I wonder if one if the prime drivers for entrepreneurship is bad management. I have to think that bad management pushes a lot of capable people out of their day jobs, and those people go on to become entrepreneurs.
Imagine a world where managers always recognized and rewarded their most capable people. It would be hard for a rational employee to leave a great job for a ten percent chance of creating something even greater. But leaving a boss who is Satan’s learning-challenged little brother is relatively easy. And if the general economy isn’t serving up wonderful job opportunities at other companies (thanks in part to bad management) then you can see why people gravitate toward starting their own companies.

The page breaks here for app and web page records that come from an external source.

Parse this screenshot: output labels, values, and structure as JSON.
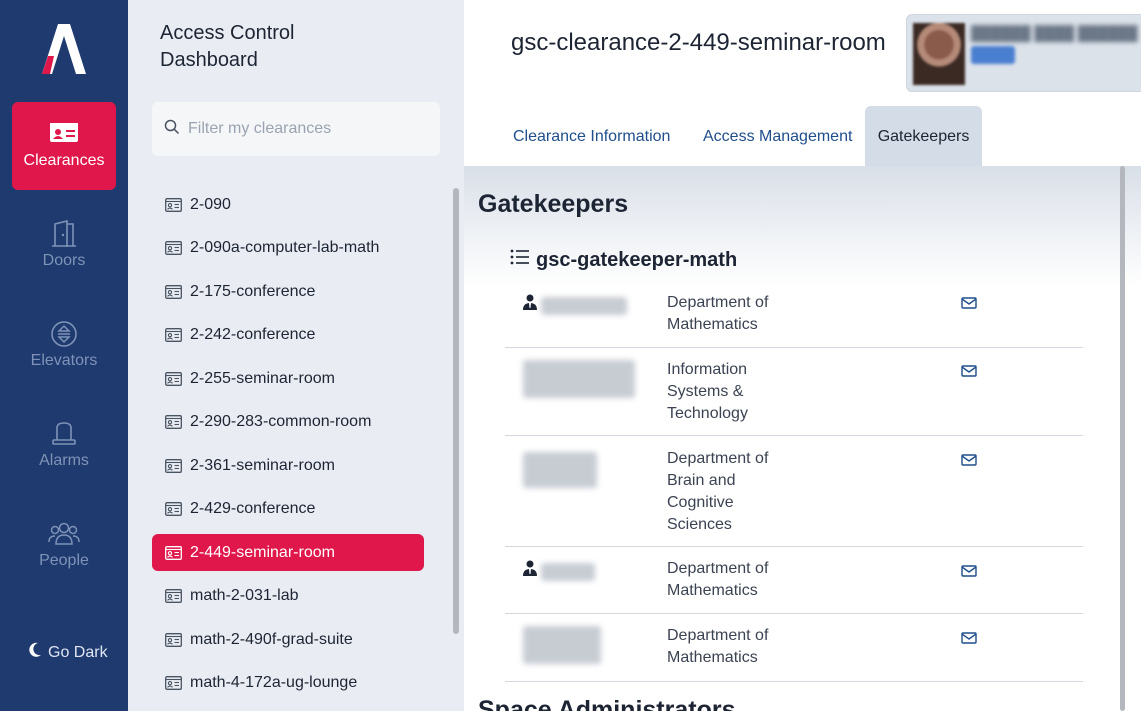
{
  "nav": {
    "items": [
      {
        "label": "Clearances",
        "icon": "id-card-icon"
      },
      {
        "label": "Doors",
        "icon": "door-icon"
      },
      {
        "label": "Elevators",
        "icon": "elevator-icon"
      },
      {
        "label": "Alarms",
        "icon": "alarm-icon"
      },
      {
        "label": "People",
        "icon": "people-icon"
      }
    ],
    "go_dark": "Go Dark",
    "active_color": "#e0174b",
    "rail_color": "#1e3a6e"
  },
  "panel": {
    "title": "Access Control Dashboard",
    "filter_placeholder": "Filter my clearances",
    "clearances": [
      "2-090",
      "2-090a-computer-lab-math",
      "2-175-conference",
      "2-242-conference",
      "2-255-seminar-room",
      "2-290-283-common-room",
      "2-361-seminar-room",
      "2-429-conference",
      "2-449-seminar-room",
      "math-2-031-lab",
      "math-2-490f-grad-suite",
      "math-4-172a-ug-lounge"
    ],
    "selected": "2-449-seminar-room"
  },
  "main": {
    "title": "gsc-clearance-2-449-seminar-room",
    "tabs": [
      "Clearance Information",
      "Access Management",
      "Gatekeepers"
    ],
    "active_tab": "Gatekeepers",
    "section_title": "Gatekeepers",
    "group_title": "gsc-gatekeeper-math",
    "gatekeepers": [
      {
        "department": "Department of Mathematics"
      },
      {
        "department": "Information Systems & Technology"
      },
      {
        "department": "Department of Brain and Cognitive Sciences"
      },
      {
        "department": "Department of Mathematics"
      },
      {
        "department": "Department of Mathematics"
      }
    ],
    "next_section": "Space Administrators"
  }
}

You can thank The Dilbert Principle for some of this entrepreneurial zest. The Dilbert Principle observes that in the modern economy, the least capable people are promoted to management because companies need their smartest people to do the useful work. It’s hard to design software, but relatively easy to run staff meetings. This creates a situation where you have more geniuses reporting to morons than at any time in history. In that sort of environment you’d expect the geniuses to be looking for a way out, even if Plan B has a low chance of success.
I’ve never seen a statistic on the number of companies that were started while an employee “borrowed” resources, from his day job, mostly in the form of time and Internet access, but I’ll bet it’s a big number.
Big companies with bad managers are the ideal breeding ground for entrepreneurs. Employees are exposed to a wide variety of business disciplines, and can avail themselves of excellent company-paid training and outside education. When you add broad skill development to the inevitability of eventually getting a moron for a boss, thanks to frequent internal reorganizations, it’s no wonder that big companies spray entrepreneurs into the environment like the fountains at Bellagio.